The National Council for Civic Education (NCCE) recently concluded a series of training sessions aimed at promoting and empowering women’s leadership and political participation in The Gambia.
The training attracted over 300 women leaders, including elected and nominated women councillors, lady councillors and other prominent women who participated in the training sessions. The participants were drawn from various sectors, including mothers’ clubs, youth groups, opinion leaders, regional, district and local authorities.
The training, funded by the Peacebuilding Fund through the United Nations Development Programme (UNDP), marks a significant step towards increasing women’s representation in decision-making processes in the country.

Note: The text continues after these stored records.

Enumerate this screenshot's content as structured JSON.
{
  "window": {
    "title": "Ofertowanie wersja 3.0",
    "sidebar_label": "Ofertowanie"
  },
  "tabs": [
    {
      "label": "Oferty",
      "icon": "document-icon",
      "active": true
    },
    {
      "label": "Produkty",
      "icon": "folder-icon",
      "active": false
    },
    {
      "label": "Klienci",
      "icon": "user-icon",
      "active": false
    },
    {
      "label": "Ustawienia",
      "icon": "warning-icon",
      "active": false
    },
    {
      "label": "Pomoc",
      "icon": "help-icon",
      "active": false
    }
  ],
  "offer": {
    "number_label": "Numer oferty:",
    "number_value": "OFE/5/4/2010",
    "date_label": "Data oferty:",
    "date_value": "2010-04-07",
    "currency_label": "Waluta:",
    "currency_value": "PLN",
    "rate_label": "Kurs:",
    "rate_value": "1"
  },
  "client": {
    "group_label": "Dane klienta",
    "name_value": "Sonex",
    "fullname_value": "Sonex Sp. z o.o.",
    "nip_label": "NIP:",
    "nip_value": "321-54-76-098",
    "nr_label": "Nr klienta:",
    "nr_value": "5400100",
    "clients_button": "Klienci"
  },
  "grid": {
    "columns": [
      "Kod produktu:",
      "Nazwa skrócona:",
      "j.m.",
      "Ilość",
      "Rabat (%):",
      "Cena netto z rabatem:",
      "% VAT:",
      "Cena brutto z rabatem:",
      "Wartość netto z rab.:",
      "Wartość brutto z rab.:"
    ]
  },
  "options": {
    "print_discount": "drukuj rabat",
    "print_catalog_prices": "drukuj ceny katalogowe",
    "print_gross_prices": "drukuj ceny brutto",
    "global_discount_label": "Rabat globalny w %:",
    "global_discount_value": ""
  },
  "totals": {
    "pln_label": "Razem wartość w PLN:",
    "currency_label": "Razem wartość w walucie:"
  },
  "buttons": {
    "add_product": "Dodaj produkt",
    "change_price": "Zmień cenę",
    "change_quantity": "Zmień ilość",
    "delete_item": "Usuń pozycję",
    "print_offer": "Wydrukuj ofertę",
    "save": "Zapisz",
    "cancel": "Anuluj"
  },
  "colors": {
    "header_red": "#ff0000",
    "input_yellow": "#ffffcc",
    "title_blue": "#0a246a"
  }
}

Under the joint UN Women Leadership Project titled “Strengthening Women’s Political Participation and Leadership through Reformed Legislation, Community-level Leadership, and Political Parties’ Engagement in The Gambia,” these trainings focused on raising awareness about available laws and gender strategy policies that promote women’s leadership and political engagement.
These trainings were held in three administrative regions of The Gambia – Upper River, Central River and Lower River Regions – from November 18th to 26th, 2023.
Yusupha Bojang, program manager of NCCE, highlighted the significance of these trainings in addressing the constraints and inhibitions that prevent women from actively participating in politics and assuming leadership positions.
He observed that despite women constituting the majority of the population in The Gambia, their representation in leadership and decision-making roles remains significantly low.
These trainings were aimed at equipping women with the necessary knowledge and skills to overcome barriers such as cultural norms, legal frameworks and competency gaps that hinder their political engagement.
“It delved into the legal frameworks that safeguard women’s rights and challenge discriminatory practices, as well as examined the strategies and policies that can bridge the gender gap in leadership positions.”
Bojang, however reminded that attending the trainings and gaining deeper knowledge alone is not enough, saying it’s through active actions and collective efforts that can bring about meaningful change.
“Hence all relevant stakeholders have a responsibility to use their influence and platforms to dialogue, educate, and advocate for women’s leadership and political participation, and challenge societal norms and stereotypes that hinder women’s progress.”
Thomas Kimaru, project manager for the UNDP Women Leadership Project, gave a background of the project and provided some statistics to highlight the existing gaps in women’s representation in decision-making processes and leaderships at all levels of governance and administration.
He outlined the importance of women’s participation and fair representation in leadership and politics, saying it is a right and not a favor.
He expressing his institution’s resolve to support women and continue to collaborate with NCCE and other stakeholders to empower and advocate for women in leadership.
At the end of the events, participants expressed gratitude to NCCE and its partners for the timely and informative training.
They acknowledged the importance of the training and inspiring statements, which alluded to encouraging more women to take leadership positions and break societal norms and barriers hindering their participation in politics.